> **Activity**: Line by line, check the data for the string "towarów" and state how many lines have it, nothing more.

Dataset rows for apps and sites:
*** Block opens ***

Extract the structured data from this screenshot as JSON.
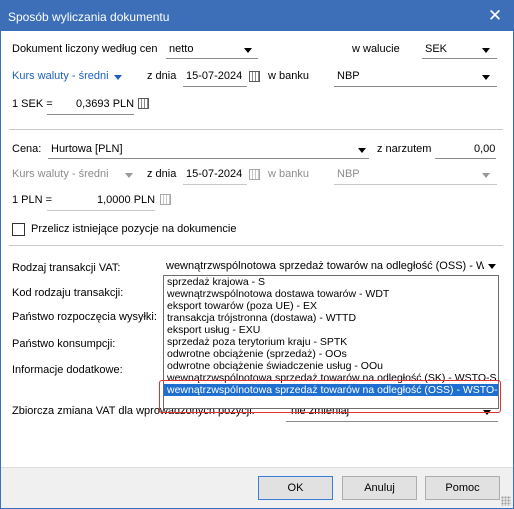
{
  "window": {
    "title": "Sposób wyliczania dokumentu",
    "close_glyph": "✕"
  },
  "row1": {
    "label": "Dokument liczony według cen",
    "price_type": "netto",
    "currency_label": "w walucie",
    "currency": "SEK"
  },
  "row2": {
    "rate_type": "Kurs waluty - średni",
    "date_label": "z dnia",
    "date": "15-07-2024",
    "bank_label": "w banku",
    "bank": "NBP"
  },
  "row3": {
    "lhs": "1 SEK =",
    "value": "0,3693 PLN"
  },
  "price": {
    "label": "Cena:",
    "value": "Hurtowa [PLN]",
    "markup_label": "z narzutem",
    "markup": "0,00"
  },
  "row5": {
    "rate_type": "Kurs waluty - średni",
    "date_label": "z dnia",
    "date": "15-07-2024",
    "bank_label": "w banku",
    "bank": "NBP"
  },
  "row6": {
    "lhs": "1 PLN =",
    "value": "1,0000 PLN"
  },
  "recalc": {
    "label": "Przelicz istniejące pozycje na dokumencie",
    "checked": false
  },
  "labels": {
    "vat_type": "Rodzaj transakcji VAT:",
    "code": "Kod rodzaju transakcji:",
    "start_country": "Państwo rozpoczęcia wysyłki:",
    "consumption_country": "Państwo konsumpcji:",
    "additional_info": "Informacje dodatkowe:",
    "vat_change": "Zbiorcza zmiana VAT dla wprowadzonych pozycji:"
  },
  "vat_type_value": "wewnątrzwspólnotowa sprzedaż towarów na odległość (OSS) - W",
  "vat_change_value": "nie zmieniaj",
  "dropdown_items": [
    "sprzedaż krajowa - S",
    "wewnątrzwspólnotowa dostawa towarów - WDT",
    "eksport towarów (poza UE) - EX",
    "transakcja trójstronna (dostawa) - WTTD",
    "eksport usług - EXU",
    "sprzedaż poza terytorium kraju - SPTK",
    "odwrotne obciążenie (sprzedaż) - OOs",
    "odwrotne obciążenie świadczenie usług - OOu",
    "wewnątrzwspólnotowa sprzedaż towarów na odległość (SK) - WSTO-S",
    "wewnątrzwspólnotowa sprzedaż towarów na odległość (OSS) - WSTO-OSS"
  ],
  "selected_index": 9,
  "buttons": {
    "ok": "OK",
    "cancel": "Anuluj",
    "help": "Pomoc"
  },
  "colors": {
    "title_bar": "#3d6fb8",
    "accent_blue": "#1e5fbf",
    "selection": "#1f6fd1",
    "highlight_border": "#e0302f"
  },
  "icons": {
    "calendar": "calendar-icon",
    "dropdown": "chevron-down-icon",
    "close": "close-icon"
  }
}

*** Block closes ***

> **Result for this task**: 5